_Exercise instructions_. Copy the records below in full and leave every image out of the copy.

_Input data_.
#####

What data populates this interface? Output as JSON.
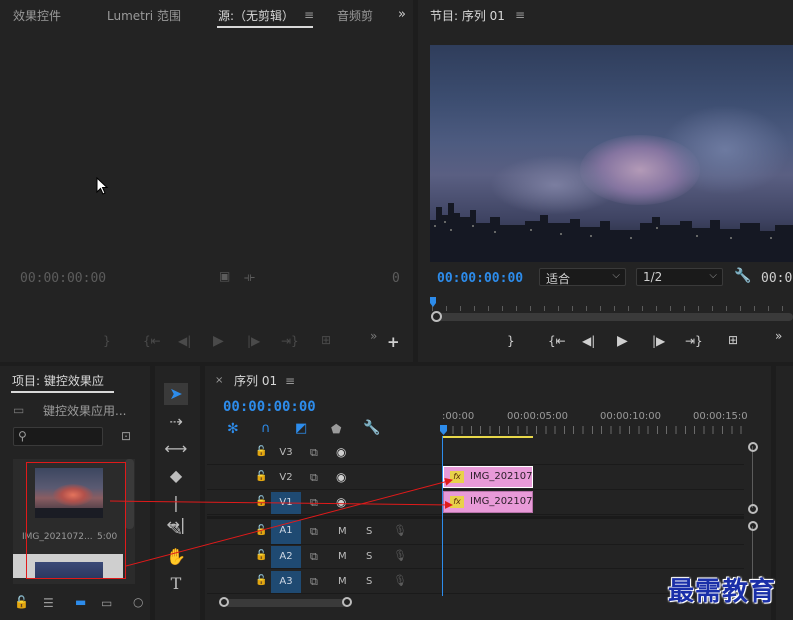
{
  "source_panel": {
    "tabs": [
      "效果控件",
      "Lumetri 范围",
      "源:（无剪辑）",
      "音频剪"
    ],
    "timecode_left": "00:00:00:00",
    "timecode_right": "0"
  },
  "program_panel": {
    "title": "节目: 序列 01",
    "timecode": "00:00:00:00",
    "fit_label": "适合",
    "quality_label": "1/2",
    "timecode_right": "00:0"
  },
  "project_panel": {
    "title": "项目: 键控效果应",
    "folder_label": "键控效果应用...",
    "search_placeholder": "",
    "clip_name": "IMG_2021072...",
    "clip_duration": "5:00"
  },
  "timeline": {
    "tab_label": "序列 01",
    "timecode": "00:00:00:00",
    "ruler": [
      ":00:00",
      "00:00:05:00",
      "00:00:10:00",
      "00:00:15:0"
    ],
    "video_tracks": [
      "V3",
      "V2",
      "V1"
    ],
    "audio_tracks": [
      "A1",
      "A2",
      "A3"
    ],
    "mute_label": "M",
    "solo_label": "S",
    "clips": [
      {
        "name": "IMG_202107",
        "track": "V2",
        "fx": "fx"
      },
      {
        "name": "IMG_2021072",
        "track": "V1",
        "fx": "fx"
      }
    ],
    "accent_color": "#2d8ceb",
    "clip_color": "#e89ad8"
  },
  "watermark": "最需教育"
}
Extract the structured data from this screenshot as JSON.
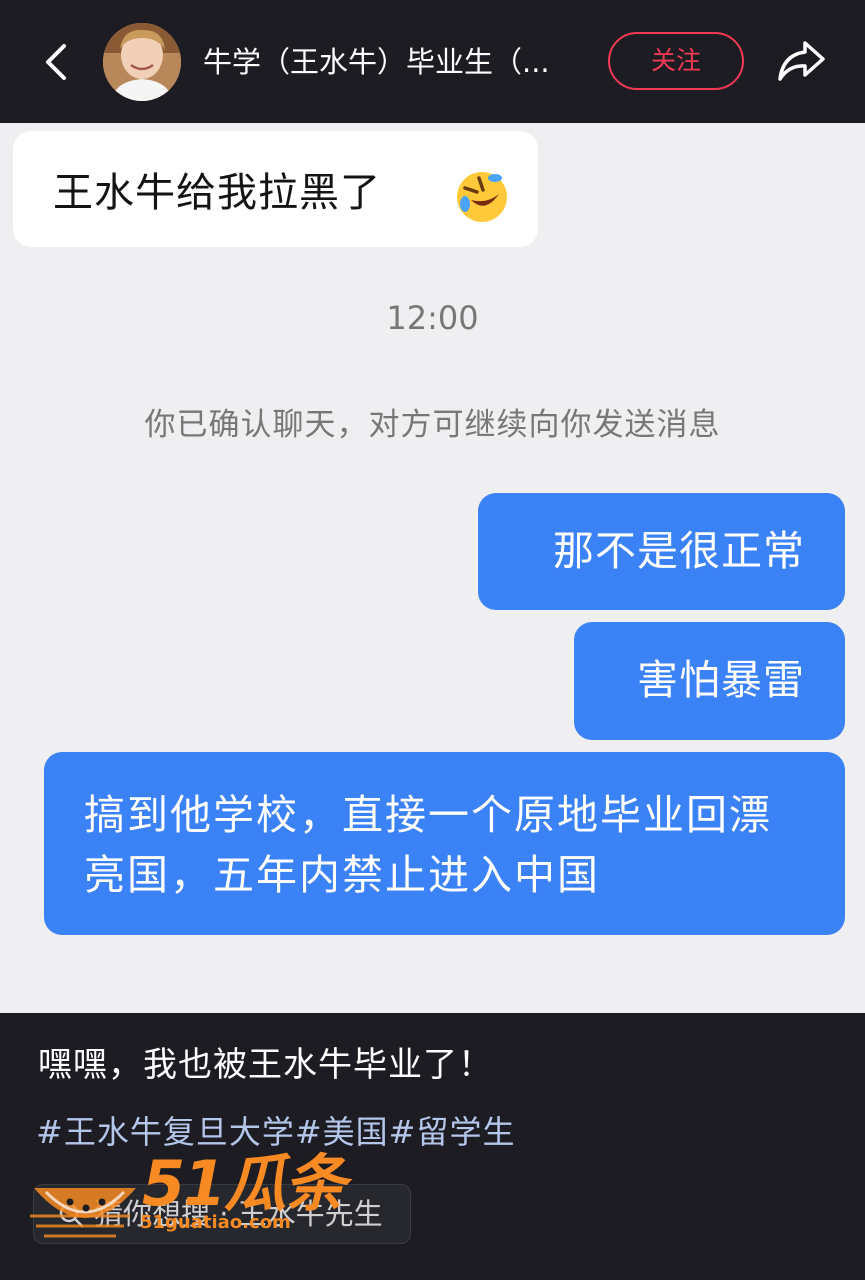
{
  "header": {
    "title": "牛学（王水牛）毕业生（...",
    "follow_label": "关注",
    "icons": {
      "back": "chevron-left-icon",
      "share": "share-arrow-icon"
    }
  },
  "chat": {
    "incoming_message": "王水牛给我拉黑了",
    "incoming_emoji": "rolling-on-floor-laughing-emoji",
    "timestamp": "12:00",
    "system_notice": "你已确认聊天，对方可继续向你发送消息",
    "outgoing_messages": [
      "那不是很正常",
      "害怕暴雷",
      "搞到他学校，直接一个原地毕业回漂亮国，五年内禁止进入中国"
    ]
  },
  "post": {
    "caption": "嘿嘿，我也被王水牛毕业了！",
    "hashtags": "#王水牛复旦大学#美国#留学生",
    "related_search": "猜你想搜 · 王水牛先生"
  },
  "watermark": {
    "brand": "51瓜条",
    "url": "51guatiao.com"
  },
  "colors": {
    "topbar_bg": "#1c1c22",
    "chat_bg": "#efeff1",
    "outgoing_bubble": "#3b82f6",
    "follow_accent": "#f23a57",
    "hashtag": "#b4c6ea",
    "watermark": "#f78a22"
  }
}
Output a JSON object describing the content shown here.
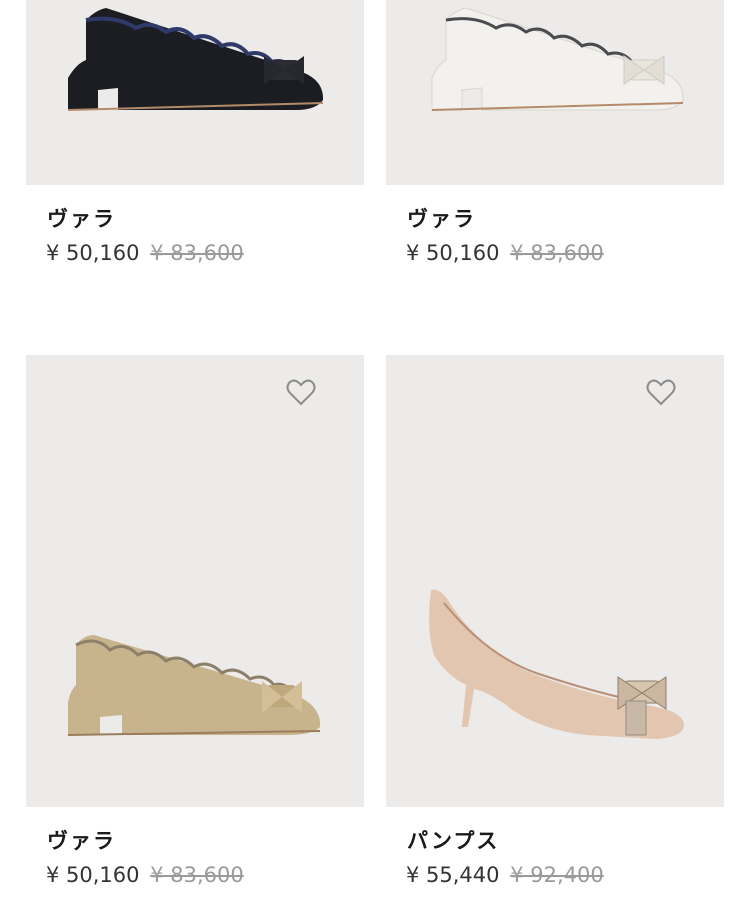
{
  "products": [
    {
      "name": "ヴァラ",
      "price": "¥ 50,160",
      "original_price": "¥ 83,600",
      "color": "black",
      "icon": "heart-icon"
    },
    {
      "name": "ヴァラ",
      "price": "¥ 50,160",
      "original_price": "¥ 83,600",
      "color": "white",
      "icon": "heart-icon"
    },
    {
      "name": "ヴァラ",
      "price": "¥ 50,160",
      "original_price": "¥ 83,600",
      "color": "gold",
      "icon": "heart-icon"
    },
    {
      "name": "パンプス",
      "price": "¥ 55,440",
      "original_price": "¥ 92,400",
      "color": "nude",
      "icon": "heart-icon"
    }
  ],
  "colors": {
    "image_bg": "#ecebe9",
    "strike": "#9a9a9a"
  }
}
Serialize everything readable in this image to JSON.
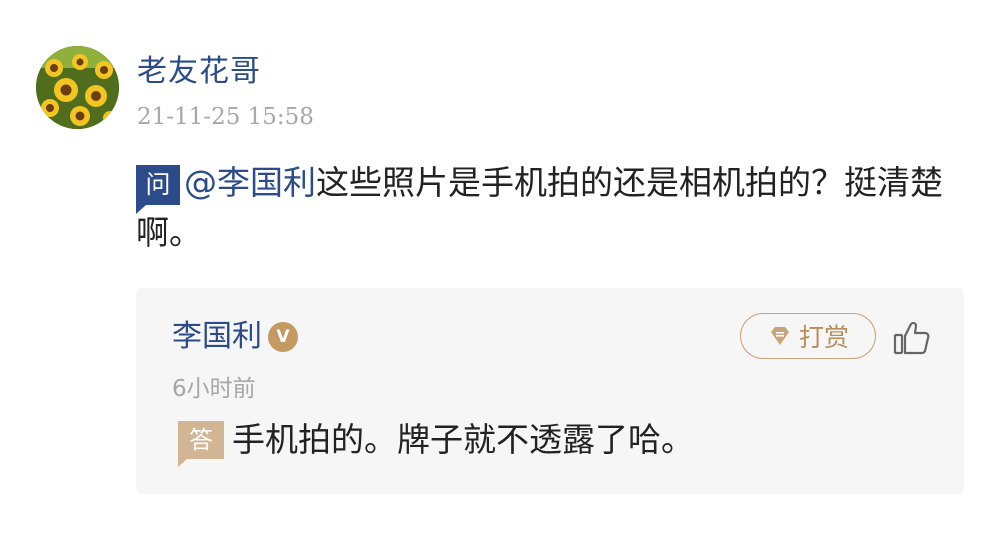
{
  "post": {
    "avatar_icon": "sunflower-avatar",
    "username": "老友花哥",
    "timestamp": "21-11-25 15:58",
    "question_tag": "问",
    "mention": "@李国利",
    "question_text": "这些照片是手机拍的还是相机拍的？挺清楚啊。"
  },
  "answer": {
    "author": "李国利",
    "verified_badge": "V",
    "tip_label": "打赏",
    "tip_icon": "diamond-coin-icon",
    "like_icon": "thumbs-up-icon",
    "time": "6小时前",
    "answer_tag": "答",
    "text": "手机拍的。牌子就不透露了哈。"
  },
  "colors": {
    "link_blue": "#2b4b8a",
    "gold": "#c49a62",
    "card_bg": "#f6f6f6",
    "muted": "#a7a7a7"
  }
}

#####

_Answer box_.
What data populates this interface? Output as JSON.
{
  "source_panel": {
    "tabs": [
      "效果控件",
      "Lumetri 范围",
      "源:（无剪辑）",
      "音频剪"
    ],
    "timecode_left": "00:00:00:00",
    "timecode_right": "0"
  },
  "program_panel": {
    "title": "节目: 序列 01",
    "timecode": "00:00:00:00",
    "fit_label": "适合",
    "quality_label": "1/2",
    "timecode_right": "00:0"
  },
  "project_panel": {
    "title": "项目: 键控效果应",
    "folder_label": "键控效果应用...",
    "search_placeholder": "",
    "clip_name": "IMG_2021072...",
    "clip_duration": "5:00"
  },
  "timeline": {
    "tab_label": "序列 01",
    "timecode": "00:00:00:00",
    "ruler": [
      ":00:00",
      "00:00:05:00",
      "00:00:10:00",
      "00:00:15:0"
    ],
    "video_tracks": [
      "V3",
      "V2",
      "V1"
    ],
    "audio_tracks": [
      "A1",
      "A2",
      "A3"
    ],
    "mute_label": "M",
    "solo_label": "S",
    "clips": [
      {
        "name": "IMG_202107",
        "track": "V2",
        "fx": "fx"
      },
      {
        "name": "IMG_2021072",
        "track": "V1",
        "fx": "fx"
      }
    ],
    "accent_color": "#2d8ceb",
    "clip_color": "#e89ad8"
  },
  "watermark": "最需教育"
}
Extract the structured data from this screenshot as JSON.
{
  "header": {
    "title": "牛学（王水牛）毕业生（...",
    "follow_label": "关注",
    "icons": {
      "back": "chevron-left-icon",
      "share": "share-arrow-icon"
    }
  },
  "chat": {
    "incoming_message": "王水牛给我拉黑了",
    "incoming_emoji": "rolling-on-floor-laughing-emoji",
    "timestamp": "12:00",
    "system_notice": "你已确认聊天，对方可继续向你发送消息",
    "outgoing_messages": [
      "那不是很正常",
      "害怕暴雷",
      "搞到他学校，直接一个原地毕业回漂亮国，五年内禁止进入中国"
    ]
  },
  "post": {
    "caption": "嘿嘿，我也被王水牛毕业了！",
    "hashtags": "#王水牛复旦大学#美国#留学生",
    "related_search": "猜你想搜 · 王水牛先生"
  },
  "watermark": {
    "brand": "51瓜条",
    "url": "51guatiao.com"
  },
  "colors": {
    "topbar_bg": "#1c1c22",
    "chat_bg": "#efeff1",
    "outgoing_bubble": "#3b82f6",
    "follow_accent": "#f23a57",
    "hashtag": "#b4c6ea",
    "watermark": "#f78a22"
  }
}
Output a JSON object describing the content shown here.
{
  "products": [
    {
      "name": "ヴァラ",
      "price": "¥ 50,160",
      "original_price": "¥ 83,600",
      "color": "black",
      "icon": "heart-icon"
    },
    {
      "name": "ヴァラ",
      "price": "¥ 50,160",
      "original_price": "¥ 83,600",
      "color": "white",
      "icon": "heart-icon"
    },
    {
      "name": "ヴァラ",
      "price": "¥ 50,160",
      "original_price": "¥ 83,600",
      "color": "gold",
      "icon": "heart-icon"
    },
    {
      "name": "パンプス",
      "price": "¥ 55,440",
      "original_price": "¥ 92,400",
      "color": "nude",
      "icon": "heart-icon"
    }
  ],
  "colors": {
    "image_bg": "#ecebe9",
    "strike": "#9a9a9a"
  }
}
Serialize everything readable in this image to JSON.
{
  "post": {
    "avatar_icon": "sunflower-avatar",
    "username": "老友花哥",
    "timestamp": "21-11-25 15:58",
    "question_tag": "问",
    "mention": "@李国利",
    "question_text": "这些照片是手机拍的还是相机拍的？挺清楚啊。"
  },
  "answer": {
    "author": "李国利",
    "verified_badge": "V",
    "tip_label": "打赏",
    "tip_icon": "diamond-coin-icon",
    "like_icon": "thumbs-up-icon",
    "time": "6小时前",
    "answer_tag": "答",
    "text": "手机拍的。牌子就不透露了哈。"
  },
  "colors": {
    "link_blue": "#2b4b8a",
    "gold": "#c49a62",
    "card_bg": "#f6f6f6",
    "muted": "#a7a7a7"
  }
}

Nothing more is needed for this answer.